world wars, has now been allowed to decline to the point of extinction. I would hope that Edinburgh City Council and the Scottish Police Service now take steps to ensure that the pipe band’s achievements and its role in promoting both the city and its police service over 131 years; are now formally
recognised by way of a permanent record in the history and archives of the city.’
To start the evening the P/M consulted with Martin Wilson Snr – who was a member of the band during Iain’s time at the helm – for something fitting to play. The decision was Rab’s Wedding and Auld Adam, two of the bands 6/8 marches that were in their repertoire for many years, (both coincidentally appear in the new Society’s tune book).
John Kerr wrote Rab’s Wedding for a band member Robert Gibson who was quite the character. Few of Iain’s peers are still with us but Harry McNulty, George Lumsden and Chris Anderson spring to mind. Andrew Berthoff, editor of Pipes/Drums, has a couple of excellent interviews relating to the band in his archives that are well worth a read.
With 15 sets of pipes on the floor we had a pretty good go at it and after a couple of run throughs I’m sure Iain would have been close to giving us a ‘Well done’.
Due to time constraints – Brodie Watson-Massey – took to the floor as the ‘Pie Piper’ as opposed to the post or pre variety and in keeping with the theme for the evening started us off with an MSR comprising of The Edinburgh City Police Pipe Band, John Roy Stewart and Loch Carron.
Brodie went on to play Lucy Cassidy and Donald MacLennan’s Tuning Phrase and was just getting into the swing of things when his dad arrived.
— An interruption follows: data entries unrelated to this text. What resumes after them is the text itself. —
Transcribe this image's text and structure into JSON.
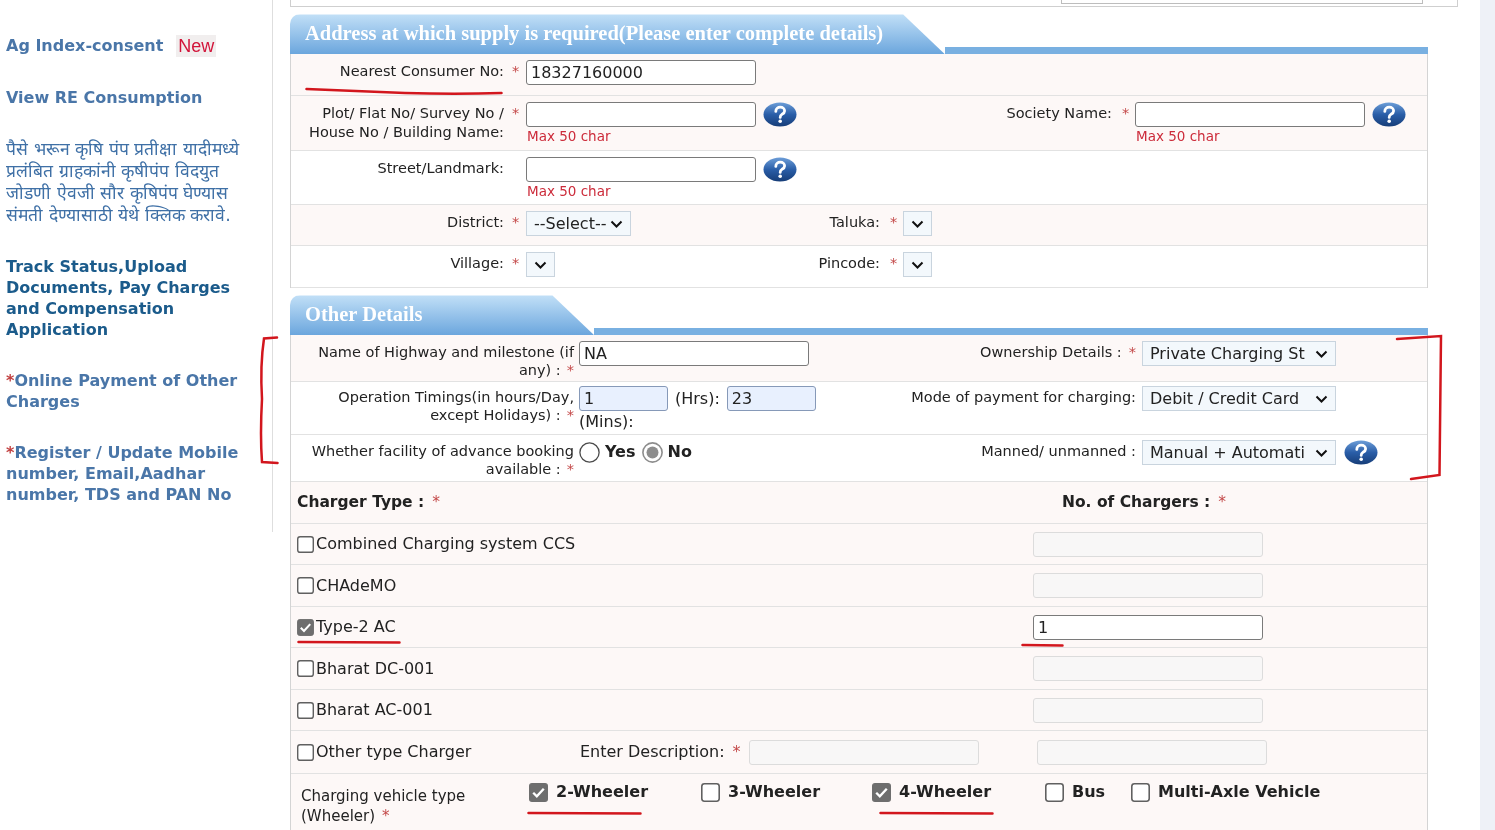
{
  "sidebar": {
    "items": [
      {
        "kind": "link",
        "label": "Ag Index-consent",
        "badge": "New",
        "visited": true
      },
      {
        "kind": "link",
        "label": "View RE Consumption",
        "visited": true
      },
      {
        "kind": "notice",
        "label": "पैसे भरून कृषि पंप प्रतीक्षा यादीमध्ये प्रलंबित ग्राहकांनी कृषीपंप विदयुत जोडणी ऐवजी सौर कृषिपंप घेण्यास संमती देण्यासाठी येथे क्लिक करावे."
      },
      {
        "kind": "link",
        "label": "Track Status,Upload Documents, Pay Charges and Compensation Application",
        "visited": false
      },
      {
        "kind": "link",
        "marker": "*",
        "label": "Online Payment of Other Charges",
        "visited": true
      },
      {
        "kind": "link",
        "marker": "*",
        "label": "Register / Update Mobile number, Email,Aadhar number, TDS and PAN No",
        "visited": true
      }
    ]
  },
  "address_section": {
    "title": "Address at which supply is required(Please enter complete details)",
    "rows": [
      {
        "fields": [
          {
            "kind": "text",
            "label": "Nearest Consumer No:",
            "required_mark": "*",
            "value": "18327160000",
            "help": false
          }
        ]
      },
      {
        "fields": [
          {
            "kind": "text",
            "label": "Plot/ Flat No/ Survey No / House No / Building Name:",
            "required_mark": "*",
            "help": true,
            "hint": "Max 50 char"
          },
          {
            "kind": "text",
            "label": "Society Name:",
            "required_mark": "*",
            "help": true,
            "hint": "Max 50 char"
          }
        ]
      },
      {
        "fields": [
          {
            "kind": "text",
            "label": "Street/Landmark:",
            "help": true,
            "hint": "Max 50 char"
          }
        ]
      },
      {
        "fields": [
          {
            "kind": "select",
            "label": "District:",
            "required_mark": "*",
            "value": "--Select--"
          },
          {
            "kind": "select",
            "label": "Taluka:",
            "required_mark": "*"
          }
        ]
      },
      {
        "fields": [
          {
            "kind": "select",
            "label": "Village:",
            "required_mark": "*"
          },
          {
            "kind": "select",
            "label": "Pincode:",
            "required_mark": "*"
          }
        ]
      }
    ]
  },
  "other_details": {
    "title": "Other Details",
    "rows": [
      {
        "fields": [
          {
            "kind": "text",
            "label": "Name of Highway and milestone (if any) :",
            "required_mark": "*",
            "value": "NA",
            "help": false
          },
          {
            "kind": "select",
            "label": "Ownership Details :",
            "required_mark": "*",
            "value": "Private Charging St",
            "help": false
          }
        ]
      },
      {
        "fields": [
          {
            "kind": "timing",
            "label": "Operation Timings(in hours/Day, except Holidays) :",
            "required_mark": "*",
            "hours": "1",
            "hours_label": "(Hrs):",
            "minutes": "23",
            "minutes_label": "(Mins):"
          },
          {
            "kind": "select",
            "label": "Mode of payment for charging:",
            "value": "Debit / Credit Card",
            "help": false
          }
        ]
      },
      {
        "fields": [
          {
            "kind": "radio",
            "label": "Whether facility of advance booking available :",
            "required_mark": "*",
            "options": [
              {
                "label": "Yes",
                "selected": false
              },
              {
                "label": "No",
                "selected": true
              }
            ]
          },
          {
            "kind": "select",
            "label": "Manned/ unmanned :",
            "value": "Manual + Automati",
            "help": true
          }
        ]
      }
    ]
  },
  "chargers": {
    "type_label": "Charger Type :",
    "type_mark": "*",
    "count_label": "No. of Chargers :",
    "count_mark": "*",
    "rows": [
      {
        "kind": "charger",
        "label": "Combined Charging system CCS",
        "checked": false
      },
      {
        "kind": "charger",
        "label": "CHAdeMO",
        "checked": false
      },
      {
        "kind": "charger",
        "label": "Type-2 AC",
        "checked": true,
        "count": "1"
      },
      {
        "kind": "charger",
        "label": "Bharat DC-001",
        "checked": false
      },
      {
        "kind": "charger",
        "label": "Bharat AC-001",
        "checked": false
      },
      {
        "kind": "other",
        "label": "Other type Charger",
        "checked": false,
        "description_label": "Enter Description:",
        "description_mark": "*"
      }
    ]
  },
  "vehicle_types": {
    "label": "Charging vehicle type (Wheeler)",
    "required_mark": "*",
    "options": [
      {
        "label": "2-Wheeler",
        "checked": true
      },
      {
        "label": "3-Wheeler",
        "checked": false
      },
      {
        "label": "4-Wheeler",
        "checked": true
      },
      {
        "label": "Bus",
        "checked": false
      },
      {
        "label": "Multi-Axle Vehicle",
        "checked": false
      }
    ]
  }
}
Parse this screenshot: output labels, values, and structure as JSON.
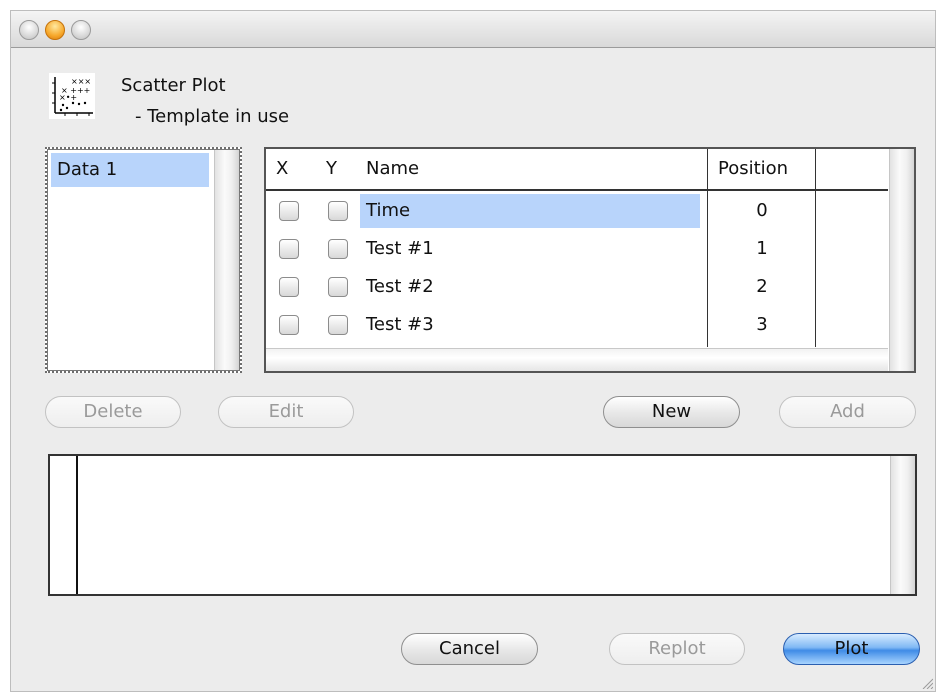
{
  "window": {
    "title": "",
    "controls": [
      "close",
      "minimize",
      "zoom"
    ]
  },
  "header": {
    "icon": "scatter-plot-icon",
    "title": "Scatter Plot",
    "subtitle": "- Template in use"
  },
  "data_list": {
    "items": [
      {
        "label": "Data 1",
        "selected": true
      }
    ]
  },
  "variables_table": {
    "columns": [
      "X",
      "Y",
      "Name",
      "Position"
    ],
    "rows": [
      {
        "x": false,
        "y": false,
        "name": "Time",
        "position": "0",
        "selected": true
      },
      {
        "x": false,
        "y": false,
        "name": "Test #1",
        "position": "1",
        "selected": false
      },
      {
        "x": false,
        "y": false,
        "name": "Test #2",
        "position": "2",
        "selected": false
      },
      {
        "x": false,
        "y": false,
        "name": "Test #3",
        "position": "3",
        "selected": false
      }
    ]
  },
  "buttons": {
    "delete": "Delete",
    "edit": "Edit",
    "new": "New",
    "add": "Add",
    "cancel": "Cancel",
    "replot": "Replot",
    "plot": "Plot"
  },
  "colors": {
    "selection": "#b8d4fb",
    "primary_button": "#3f8be6"
  }
}
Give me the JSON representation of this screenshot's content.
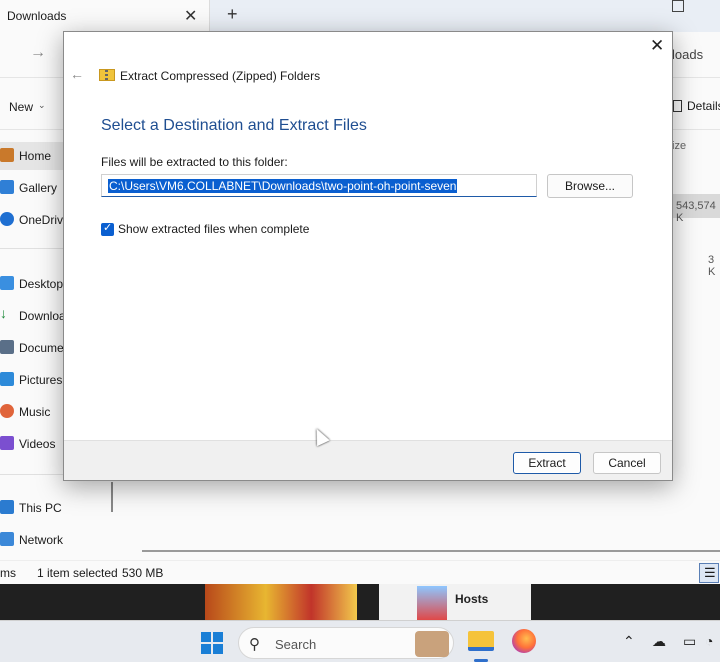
{
  "explorer": {
    "tab_title": "Downloads",
    "tab_close": "✕",
    "tab_add": "+",
    "address_partial": "loads",
    "new_label": "New",
    "details_label": "Details",
    "column_partial": "ize",
    "row_size_1": "543,574 K",
    "row_size_2": "3 K",
    "sidebar": [
      {
        "label": "Home",
        "icon": "home-icon",
        "active": true
      },
      {
        "label": "Gallery",
        "icon": "gallery-icon"
      },
      {
        "label": "OneDrive",
        "icon": "onedrive-icon"
      },
      {
        "label": "Desktop",
        "icon": "desktop-icon"
      },
      {
        "label": "Downloads",
        "icon": "download-icon"
      },
      {
        "label": "Documents",
        "icon": "documents-icon"
      },
      {
        "label": "Pictures",
        "icon": "pictures-icon"
      },
      {
        "label": "Music",
        "icon": "music-icon"
      },
      {
        "label": "Videos",
        "icon": "videos-icon"
      },
      {
        "label": "This PC",
        "icon": "this-pc-icon"
      },
      {
        "label": "Network",
        "icon": "network-icon"
      }
    ],
    "status": {
      "items_partial": "ms",
      "selected": "1 item selected",
      "size": "530 MB"
    }
  },
  "dialog": {
    "window_title": "Extract Compressed (Zipped) Folders",
    "heading": "Select a Destination and Extract Files",
    "path_label": "Files will be extracted to this folder:",
    "path_value": "C:\\Users\\VM6.COLLABNET\\Downloads\\two-point-oh-point-seven",
    "browse_label": "Browse...",
    "show_files_label": "Show extracted files when complete",
    "show_files_checked": true,
    "extract_label": "Extract",
    "cancel_label": "Cancel",
    "close_glyph": "✕",
    "back_glyph": "←"
  },
  "thumbnail": {
    "text": "Hosts"
  },
  "taskbar": {
    "search_placeholder": "Search",
    "accent": "#1a7fd6"
  }
}
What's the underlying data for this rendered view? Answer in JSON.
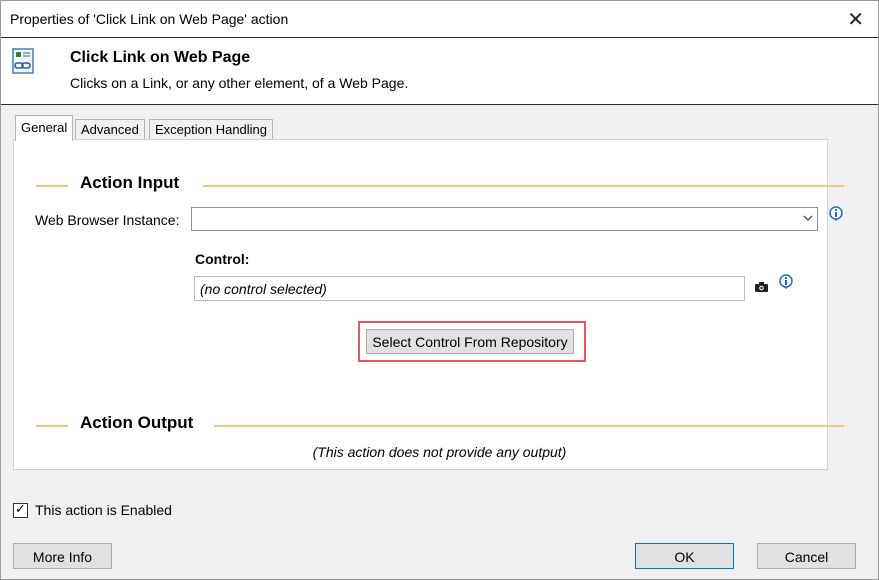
{
  "window": {
    "title": "Properties of 'Click Link on Web Page' action",
    "close_glyph": "✕"
  },
  "header": {
    "title": "Click Link on Web Page",
    "description": "Clicks on a Link, or any other element, of a Web Page."
  },
  "tabs": [
    {
      "label": "General",
      "active": true
    },
    {
      "label": "Advanced",
      "active": false
    },
    {
      "label": "Exception Handling",
      "active": false
    }
  ],
  "action_input": {
    "title": "Action Input",
    "browser_label": "Web Browser Instance:",
    "browser_value": "",
    "control_label": "Control:",
    "control_value": "(no control selected)",
    "select_button": "Select Control From Repository"
  },
  "action_output": {
    "title": "Action Output",
    "message": "(This action does not provide any output)"
  },
  "footer": {
    "enabled_label": "This action is Enabled",
    "enabled": true,
    "more_info": "More Info",
    "ok": "OK",
    "cancel": "Cancel"
  },
  "colors": {
    "section_line": "#f2c58d",
    "highlight": "#e05a60",
    "info_blue": "#1e6fc9"
  }
}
Thankfully, however, we were blessed with another fine set before his departure that included Fraser Allison’s Jig, The Famous Baravan, Duncan MacKillop and The Henderson March that he played as a jig.
It’s at this point I feel that it is incumbent upon me to say a few words to all those parents out there who regularly fetch, carry and travel to far flung destinations to enable their children to entertain and compete. We at the Eagles do appreciate it, and would like to thank the Happs, Watson-Massey and Taylor families who do just that.
The P/M went on to tell us a little about the ‘Piping Societies in the Modern Era’ lecture that took place on the eve of The Piobaireachd Society Conference. We were not only represented by the P/M delivering part of the lecture but Jenny Hazzard and Iain Speirs played some great music to compliment the presentation
On that note Gordon Hislop also gave a good account of himself on the Saturday when the topic of discussion was the amateur clasp competitions.
The P/M went on to give us a few tunes – such has been the demand to play this has actually been his first chance to get a tune in. He played a few 6/8 marches that included tunes from the book and as part of a demonstration played Michael Grey composition Blustering Home, as the musical rhythm can be unusual to the ear if not familiar with the tune. Follow the link to see Euan in action
There is a bet on in the Society between the P/M and Martin Wilson Jnr as to whether we will ever manage to play this tune as a band. Watch this space!
A more fitting way to end the evening couldn’t have been found and Kenny McBride (former L&B Pipe Major) illustrated why the demise of the Lothians band was such a shame. On a pitch perfect pipe with rock steady drones and precision fingering it was a delight to hear Kenny play the 3 / 4 ’s Dunaskin Glen and the Highland Brigade at Magersfontein.
He rounded off the evening with an MSR, comprising of Tom Wilson, Susan MacLeod and Thomson’s Dirk.
It was then time to reminisce but not before being told that Auld Adam and Rab’s Wedding will be first up next week.
The next meeting will be on Tuesday 18th April where Jenny will don her Bamber Gascoigne hat and run a ‘Piping Geographical Quiz’.
Until then folks have a good one and keep up the practice.
Note: Iain’s funeral will be a private ceremony on Tuesday 11th April for family and close friends.